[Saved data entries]
+ + + + +
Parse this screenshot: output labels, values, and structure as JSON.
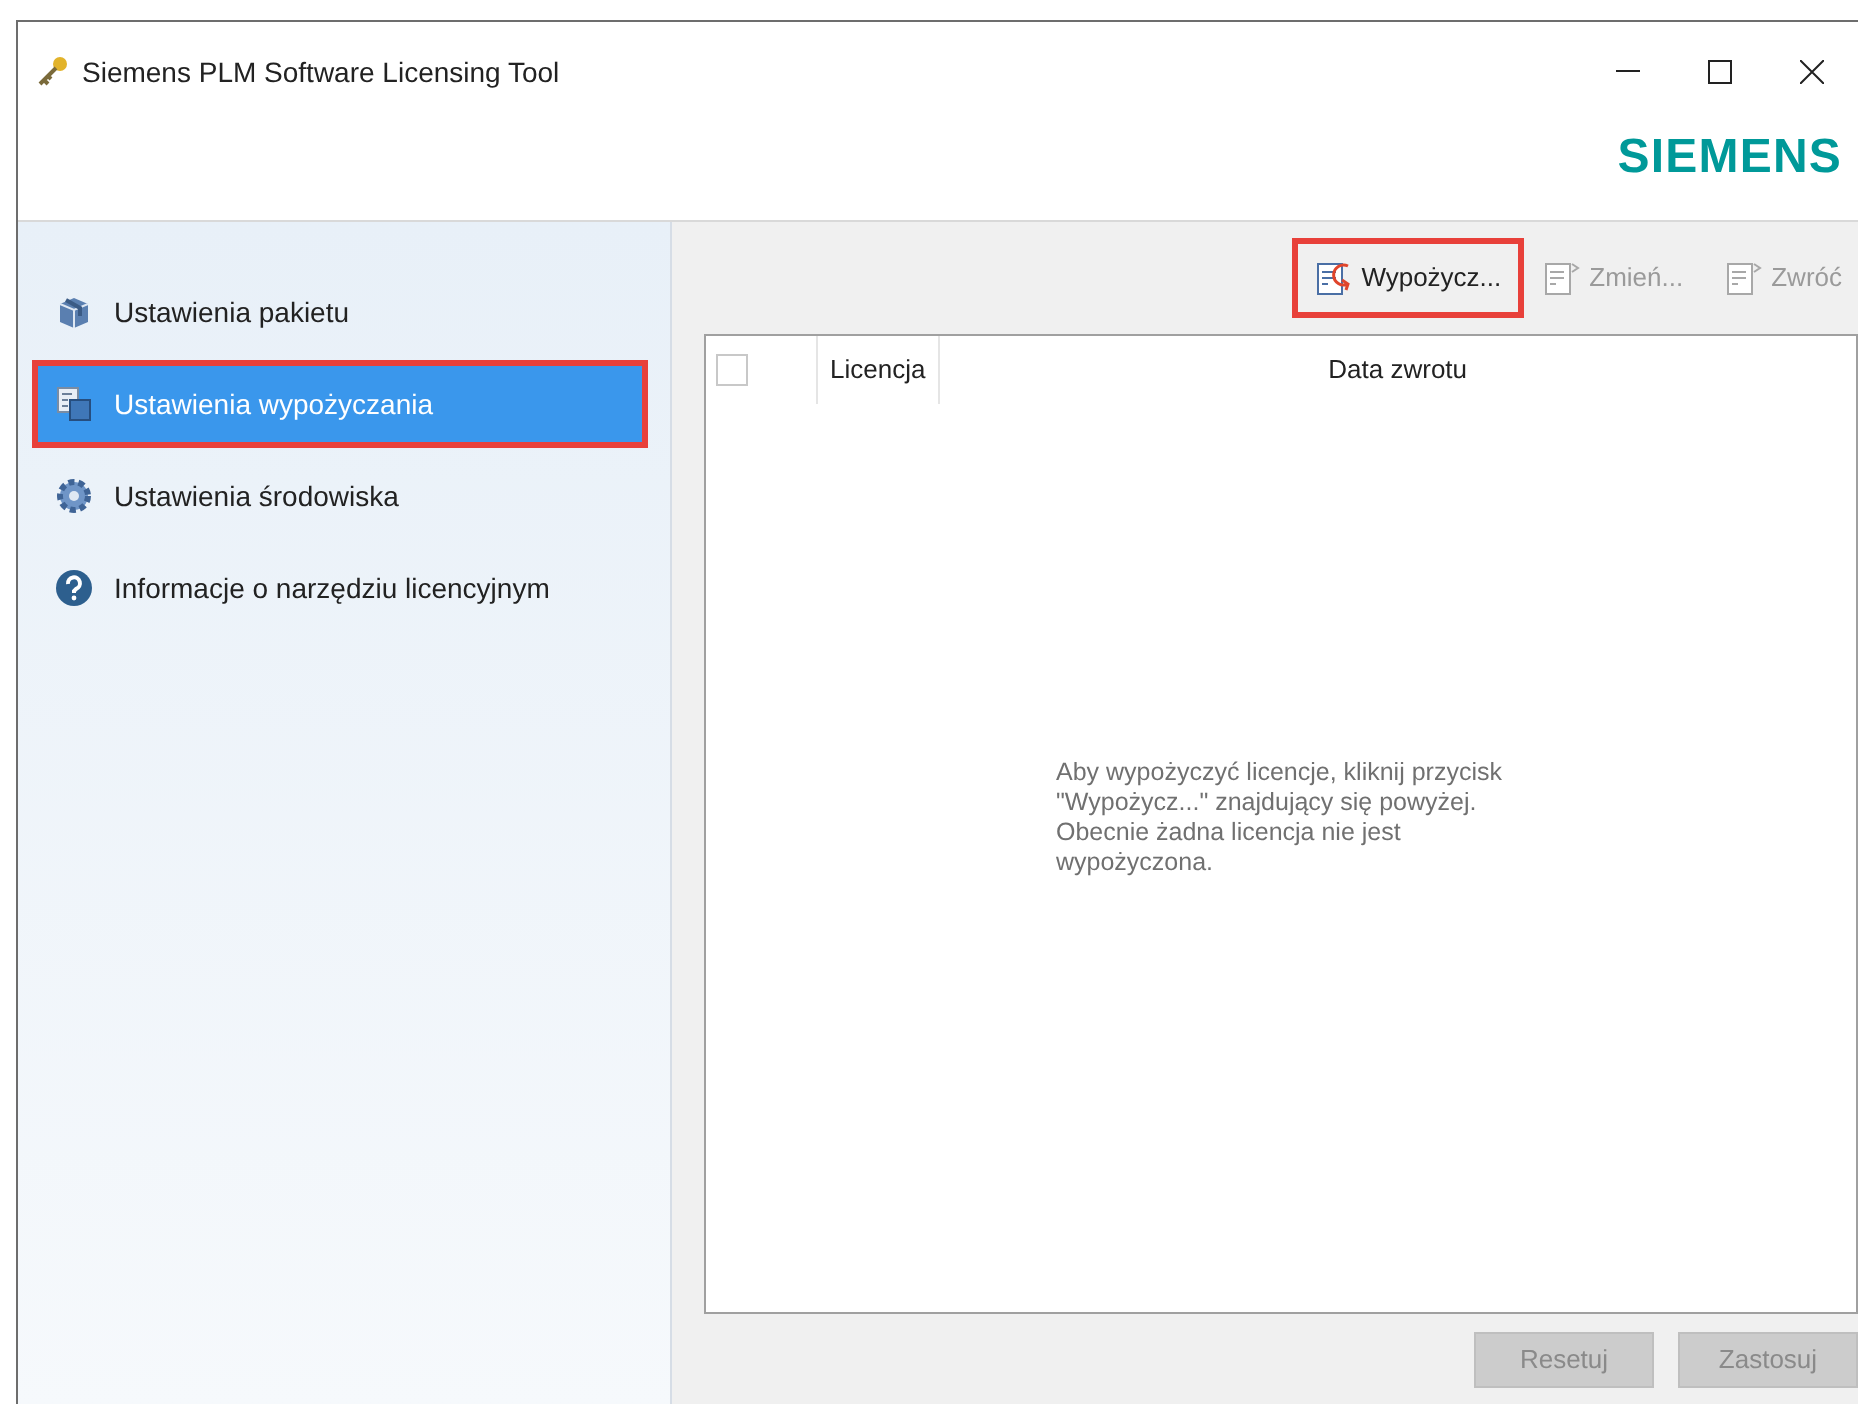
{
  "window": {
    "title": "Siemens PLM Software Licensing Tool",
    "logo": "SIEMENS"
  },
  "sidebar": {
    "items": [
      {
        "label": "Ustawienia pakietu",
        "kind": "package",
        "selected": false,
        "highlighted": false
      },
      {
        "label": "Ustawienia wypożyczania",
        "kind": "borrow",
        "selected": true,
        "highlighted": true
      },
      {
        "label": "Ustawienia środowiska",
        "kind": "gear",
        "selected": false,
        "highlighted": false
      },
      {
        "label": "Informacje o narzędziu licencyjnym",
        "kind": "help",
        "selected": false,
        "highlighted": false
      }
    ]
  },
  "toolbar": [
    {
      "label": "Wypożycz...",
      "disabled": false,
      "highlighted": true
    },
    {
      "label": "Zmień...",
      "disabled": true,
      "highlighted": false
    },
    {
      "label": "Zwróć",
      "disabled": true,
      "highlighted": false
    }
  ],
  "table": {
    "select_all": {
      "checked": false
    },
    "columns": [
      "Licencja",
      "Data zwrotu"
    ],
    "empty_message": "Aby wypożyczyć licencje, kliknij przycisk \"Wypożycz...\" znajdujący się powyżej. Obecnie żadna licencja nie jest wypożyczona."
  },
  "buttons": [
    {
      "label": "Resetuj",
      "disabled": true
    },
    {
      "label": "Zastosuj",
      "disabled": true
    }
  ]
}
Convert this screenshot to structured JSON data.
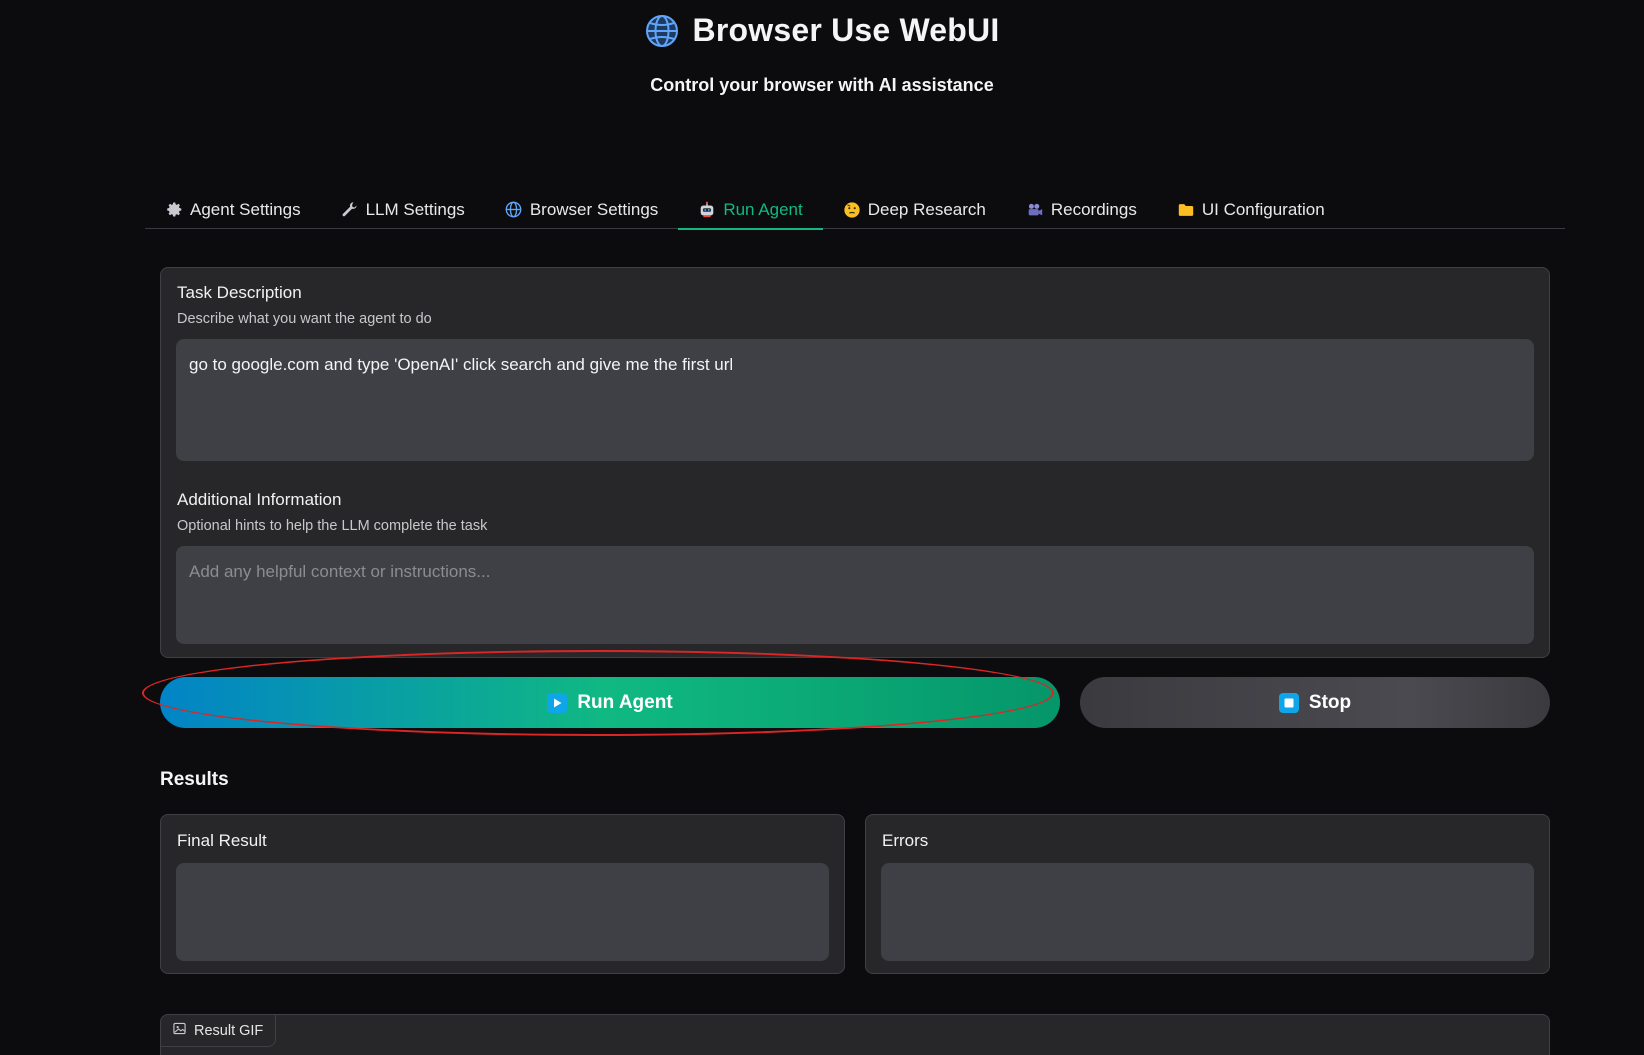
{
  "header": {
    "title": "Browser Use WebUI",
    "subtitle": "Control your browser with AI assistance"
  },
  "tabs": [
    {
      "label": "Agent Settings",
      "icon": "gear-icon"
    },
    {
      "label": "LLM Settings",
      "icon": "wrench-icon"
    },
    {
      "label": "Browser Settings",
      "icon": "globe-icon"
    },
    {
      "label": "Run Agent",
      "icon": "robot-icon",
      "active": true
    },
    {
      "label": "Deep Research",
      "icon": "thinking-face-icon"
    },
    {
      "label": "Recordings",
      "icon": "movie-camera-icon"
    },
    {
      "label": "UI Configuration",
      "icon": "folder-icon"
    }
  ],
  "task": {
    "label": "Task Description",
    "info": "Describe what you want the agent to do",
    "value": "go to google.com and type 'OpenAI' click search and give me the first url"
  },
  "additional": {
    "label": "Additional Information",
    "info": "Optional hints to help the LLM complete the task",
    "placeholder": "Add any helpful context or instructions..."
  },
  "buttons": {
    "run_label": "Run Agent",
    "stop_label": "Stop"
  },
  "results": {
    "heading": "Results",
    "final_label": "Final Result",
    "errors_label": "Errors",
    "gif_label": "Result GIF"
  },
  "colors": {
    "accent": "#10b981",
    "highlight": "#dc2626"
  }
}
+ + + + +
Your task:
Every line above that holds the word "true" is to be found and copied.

Solved exercise:
        "selected": true,
        "highlighted": true
      "highlighted": true
      "disabled": true,
      "disabled": true,
      "disabled": true
      "disabled": true
      "active": true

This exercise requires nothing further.